When the pandemic hit, my day job became very stressful. I started animating every week on Friday nights after my kids went to sleep, for stress relief. Animation is so complicated that when I am working on it, I am unable to think about anything else. I put on some jazz music (I'm currently on an Oscar Peterson deep dive) and just get lost in the flow of animating. It is incredibly relaxing for me.

I set up my @AlecAnimation account on instagram, because it's a great platform for sharing small videos of my animations, as well as photos of the animation books I'm reading, websites I'm using to learn various skills, movies I'm watching, as well as other resources. I see it as a direct extension of my animation workshop, where people can follow along with my journey as I teach myself this amazing art form. 

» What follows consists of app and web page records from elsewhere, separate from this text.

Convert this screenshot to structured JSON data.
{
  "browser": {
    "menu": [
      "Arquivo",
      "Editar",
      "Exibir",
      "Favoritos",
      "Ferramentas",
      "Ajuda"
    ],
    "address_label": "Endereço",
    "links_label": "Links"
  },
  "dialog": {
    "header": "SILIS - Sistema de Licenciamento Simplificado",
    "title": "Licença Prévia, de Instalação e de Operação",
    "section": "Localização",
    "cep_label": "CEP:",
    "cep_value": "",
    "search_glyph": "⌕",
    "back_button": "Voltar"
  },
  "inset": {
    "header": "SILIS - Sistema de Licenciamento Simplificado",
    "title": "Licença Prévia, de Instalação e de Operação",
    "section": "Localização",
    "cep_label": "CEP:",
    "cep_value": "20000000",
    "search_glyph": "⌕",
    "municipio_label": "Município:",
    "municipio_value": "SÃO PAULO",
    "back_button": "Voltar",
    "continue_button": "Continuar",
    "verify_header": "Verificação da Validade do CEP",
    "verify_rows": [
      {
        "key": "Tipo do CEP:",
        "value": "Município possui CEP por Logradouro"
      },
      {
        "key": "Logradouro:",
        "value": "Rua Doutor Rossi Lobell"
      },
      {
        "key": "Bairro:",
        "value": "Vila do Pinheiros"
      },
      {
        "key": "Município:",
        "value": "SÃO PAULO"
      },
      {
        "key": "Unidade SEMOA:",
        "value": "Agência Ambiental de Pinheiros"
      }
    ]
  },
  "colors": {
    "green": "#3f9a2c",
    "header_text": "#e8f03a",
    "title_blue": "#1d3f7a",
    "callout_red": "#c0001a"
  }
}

I thought that posting new work every Friday would help me scratch the animation itch, but somehow it only triggered a frustration that I couldn't spend more time animating! All day, every day, I was thinking about animation, but because I was only able to work on it on Fridays, it was driving me crazy. After a lot of soul searching, I finally decided in October to begin animating every day (similar to my Draw Comics EVERY Day vow, which I have stuck to for the last twenty years). I managed to keep this up all through October, and it has been amazing how much easier it is to learn and improve when I do something every day, even if it's only for 15 minutes or so. I hope I can continue this practice moving forward!

One of the biggest challenges was shaking off my own stigma about working digitally. I prefer working on paper, but to make the best use of my limited time I decided it made more sense to work solely on the computer (mostly to cut down on time spent photographing/scanning drawings and having to compile them, though there are other advantages as well). 

I realized that I mentally catagorize time spent at my computer as "work" and time spent at my drawing table as "art." My wife Claire and I were already rearranging some furniture last month, and I was able to snag two small shelves which I used to build my own little digital animation work space. This tiny desk has made a huge difference for me. I can sit down and begin animating immediately without having to set anything up, and all my reference materials and text books are within easy reach. I'm starting to get the "art" feeling in front of the computer.

So I guess that's it. This is where I'll be sitting a little bit each day from now on, delving deeper and deeper into the animation art form, learning as much as I can, and sharing my journey with as many folks as I can through my workshop and instagram account. I hope some of you will join me!